fantasy: building the new canon

by uzwi

Barbaric Document has YouTube of Polly Harvey’s Who Will Love Me Now ?, a mix of raw yearning, total self-awareness & Angela Carter-like manipulation of folk imagery which should have gone straight on to the fantasy list.

Apropos of that list–

One or two people have emailed me to point out that it is eccentric. Many of the recommendations on it are “not true fantasy” (ie, they weren’t written in the US after 1970). Some “aren’t fantasy at all”. Some aren’t even books. While several have done well, others are barely known.

I’m sorry you feel like that. Actually, I’ve begun to feel that it wasn’t eccentric enough. By concentrating on items made specifically to be art or entertainment objects, it missed an opportunity. So here’s a modest proposal.

The car industry offers fantasies of success, escape &, especially, competence (ninety percent of drivers rate themselves in the top ten percent of driving ability). The cosmetic & fashion industries offer the fantasy of perfectibility. The sports industry sells a fantasy of activity to people who rarely leave their cars or their sofas unless it’s to go to bed. From the iconography of Nationalism to the publicly managed death of a Reality TV star, cultural psychodramas have always been fantasies–some orchestrated, some spontaneous, most a mixture of both. All these elements are interlocked. You don’t have to be a theorist to recognise that. You only have to have lived in the 20th & 21st Centuries.

The world is constructed. It is imaginary from the off. Inside that imagined space, we act out off-the-rack fictions. Take a bus, sign a form, buy a product, catch up on your friends, catch up on the latest panic: each time we move we model the visions of politicians, journalists, lobbyists, standards agencies, architects, fashion houses, hypermarket shelf-planners. Each satisfactory performance brings fantasy rewards. Life flatpacks into a mobile phone. A bottle of shampoo contains a brief orgasm.

So my list is deficient in that it doesn’t include some of the truly great fantasies. Coca Cola’s appropriation and redesign of “Father Christmas” in 1931. Bernie Eccleston’s “Formula One” (see fantasies of competence, above). L’Oreal’s brilliant narcissistic fantasy, “You’re worth it!”, in which the full experience of the flattered self is stuffed into an astonishingly small word-count. (It would take the best–ie, highest-earning–fantasy writer in the world, JK Rowling herself, a minimum of 200,000 words to shift a fraction of the product to a fraction of the customers reached by that short phrase.)

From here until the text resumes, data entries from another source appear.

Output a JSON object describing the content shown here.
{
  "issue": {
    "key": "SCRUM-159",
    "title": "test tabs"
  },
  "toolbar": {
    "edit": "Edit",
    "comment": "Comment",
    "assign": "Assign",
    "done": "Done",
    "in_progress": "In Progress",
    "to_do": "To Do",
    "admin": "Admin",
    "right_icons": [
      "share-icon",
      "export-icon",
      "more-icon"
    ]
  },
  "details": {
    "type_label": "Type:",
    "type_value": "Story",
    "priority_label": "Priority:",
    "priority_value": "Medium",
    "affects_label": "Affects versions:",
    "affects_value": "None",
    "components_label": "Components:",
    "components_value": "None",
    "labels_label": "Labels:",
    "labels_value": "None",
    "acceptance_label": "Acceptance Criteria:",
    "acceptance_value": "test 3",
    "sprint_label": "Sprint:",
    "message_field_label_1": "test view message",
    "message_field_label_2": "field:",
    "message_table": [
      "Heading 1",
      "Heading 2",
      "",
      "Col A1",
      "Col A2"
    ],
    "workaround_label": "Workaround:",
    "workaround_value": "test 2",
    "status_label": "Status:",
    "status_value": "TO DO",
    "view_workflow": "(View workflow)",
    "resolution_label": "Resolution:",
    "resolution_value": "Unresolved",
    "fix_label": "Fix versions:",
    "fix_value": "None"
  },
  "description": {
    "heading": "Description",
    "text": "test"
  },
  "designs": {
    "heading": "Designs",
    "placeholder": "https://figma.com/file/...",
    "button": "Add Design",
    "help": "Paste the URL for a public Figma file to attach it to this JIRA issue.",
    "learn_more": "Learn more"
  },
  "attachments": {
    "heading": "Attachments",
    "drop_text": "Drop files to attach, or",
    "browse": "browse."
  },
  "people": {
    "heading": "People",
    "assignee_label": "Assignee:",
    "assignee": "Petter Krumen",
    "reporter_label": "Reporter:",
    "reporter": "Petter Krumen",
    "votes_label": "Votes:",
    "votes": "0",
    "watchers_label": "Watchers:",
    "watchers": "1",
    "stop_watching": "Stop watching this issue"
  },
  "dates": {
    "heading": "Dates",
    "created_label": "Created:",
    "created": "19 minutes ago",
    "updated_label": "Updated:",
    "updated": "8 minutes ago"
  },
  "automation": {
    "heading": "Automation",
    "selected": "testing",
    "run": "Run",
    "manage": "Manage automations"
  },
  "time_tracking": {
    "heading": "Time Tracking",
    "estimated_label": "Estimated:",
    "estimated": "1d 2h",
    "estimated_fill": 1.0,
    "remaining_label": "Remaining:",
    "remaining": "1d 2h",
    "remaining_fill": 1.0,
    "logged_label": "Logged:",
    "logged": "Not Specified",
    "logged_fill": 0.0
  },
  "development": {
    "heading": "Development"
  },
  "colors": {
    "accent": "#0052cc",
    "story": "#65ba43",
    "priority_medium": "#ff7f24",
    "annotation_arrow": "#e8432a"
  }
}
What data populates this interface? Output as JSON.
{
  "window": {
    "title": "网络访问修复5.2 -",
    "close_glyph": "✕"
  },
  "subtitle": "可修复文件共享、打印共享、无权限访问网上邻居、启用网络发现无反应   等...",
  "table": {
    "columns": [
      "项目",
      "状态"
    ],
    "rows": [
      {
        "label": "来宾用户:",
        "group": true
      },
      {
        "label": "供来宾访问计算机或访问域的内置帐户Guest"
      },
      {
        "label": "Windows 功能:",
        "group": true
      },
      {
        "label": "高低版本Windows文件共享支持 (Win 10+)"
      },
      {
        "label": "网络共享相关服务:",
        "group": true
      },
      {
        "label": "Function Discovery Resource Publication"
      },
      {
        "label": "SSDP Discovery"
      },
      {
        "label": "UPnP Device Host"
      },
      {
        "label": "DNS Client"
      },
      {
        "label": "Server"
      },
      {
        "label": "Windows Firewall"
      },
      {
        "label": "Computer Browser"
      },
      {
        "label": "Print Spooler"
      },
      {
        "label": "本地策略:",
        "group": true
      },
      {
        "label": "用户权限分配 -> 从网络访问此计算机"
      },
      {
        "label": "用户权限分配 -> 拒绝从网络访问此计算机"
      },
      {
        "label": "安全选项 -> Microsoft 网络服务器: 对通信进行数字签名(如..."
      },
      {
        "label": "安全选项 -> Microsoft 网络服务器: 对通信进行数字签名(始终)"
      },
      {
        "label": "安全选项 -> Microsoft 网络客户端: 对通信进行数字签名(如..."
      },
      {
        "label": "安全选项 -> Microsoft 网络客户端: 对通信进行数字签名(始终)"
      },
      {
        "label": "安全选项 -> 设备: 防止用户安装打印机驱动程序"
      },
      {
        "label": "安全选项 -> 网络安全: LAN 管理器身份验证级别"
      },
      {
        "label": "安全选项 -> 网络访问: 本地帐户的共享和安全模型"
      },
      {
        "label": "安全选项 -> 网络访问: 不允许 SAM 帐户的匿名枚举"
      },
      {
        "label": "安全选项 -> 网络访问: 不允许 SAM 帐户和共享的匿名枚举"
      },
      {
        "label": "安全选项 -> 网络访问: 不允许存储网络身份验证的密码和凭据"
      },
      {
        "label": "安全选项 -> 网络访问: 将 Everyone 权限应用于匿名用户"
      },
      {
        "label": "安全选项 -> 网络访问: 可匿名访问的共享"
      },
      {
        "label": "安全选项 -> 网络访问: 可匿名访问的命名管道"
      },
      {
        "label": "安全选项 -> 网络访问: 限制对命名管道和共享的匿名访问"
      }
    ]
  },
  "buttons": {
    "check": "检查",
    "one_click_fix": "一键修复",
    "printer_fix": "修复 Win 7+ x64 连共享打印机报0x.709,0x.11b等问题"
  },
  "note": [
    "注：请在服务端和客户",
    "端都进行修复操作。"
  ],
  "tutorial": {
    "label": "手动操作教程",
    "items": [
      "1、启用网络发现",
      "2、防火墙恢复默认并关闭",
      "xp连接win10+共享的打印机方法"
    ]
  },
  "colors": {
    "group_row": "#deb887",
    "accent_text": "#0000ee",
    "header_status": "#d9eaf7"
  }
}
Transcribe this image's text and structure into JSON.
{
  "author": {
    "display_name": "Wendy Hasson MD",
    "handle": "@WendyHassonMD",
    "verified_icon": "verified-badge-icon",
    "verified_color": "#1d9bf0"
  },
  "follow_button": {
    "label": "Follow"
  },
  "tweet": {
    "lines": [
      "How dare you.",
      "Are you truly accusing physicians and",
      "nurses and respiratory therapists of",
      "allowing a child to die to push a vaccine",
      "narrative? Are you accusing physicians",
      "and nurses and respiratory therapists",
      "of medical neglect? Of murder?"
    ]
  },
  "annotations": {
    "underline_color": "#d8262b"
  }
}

These texts are more successful than fantasy novels. Their penetration of the global market is deeper. Yet we don’t find them, or the people who wrote them, on any list of great fantasies. They don’t win awards. The literary snobbery of the fantasy publishing industry excludes them. Compared to brand campaigns, political slogans & media psychodramas, fantasy novels speak to a minority. They are the indulgence of an elite, maintained in the face of the tastes of ordinary people, who don’t read but who just want to find some direct connection to their dreams–through a household purchase, an opportunity to vote, a day at a theme park–which allows them a moment of escape from the dreariness of daily existence. Is that wrong ? Was The Life & Death of Jade Goody any less of a fulfilling fantasy experience than The Lord of the Rings ? Only an elitist would say so.

Lewis Hamilton would be my pick for the World Fantasy Award this year. A well crafted YA fiction, it’s packed full of thrills & spills: the story of how one talented boy’s aspirational dream turns into a nightmare and then back into a dream and then back into a nightmare again and then back into a dream again and then… It lacks the feelgood appeal of Obama! But I think, in the end, it’s more original. After all, Hamilton didn’t steal his shoutline from Bob the Builder, a UK TV series for very young children.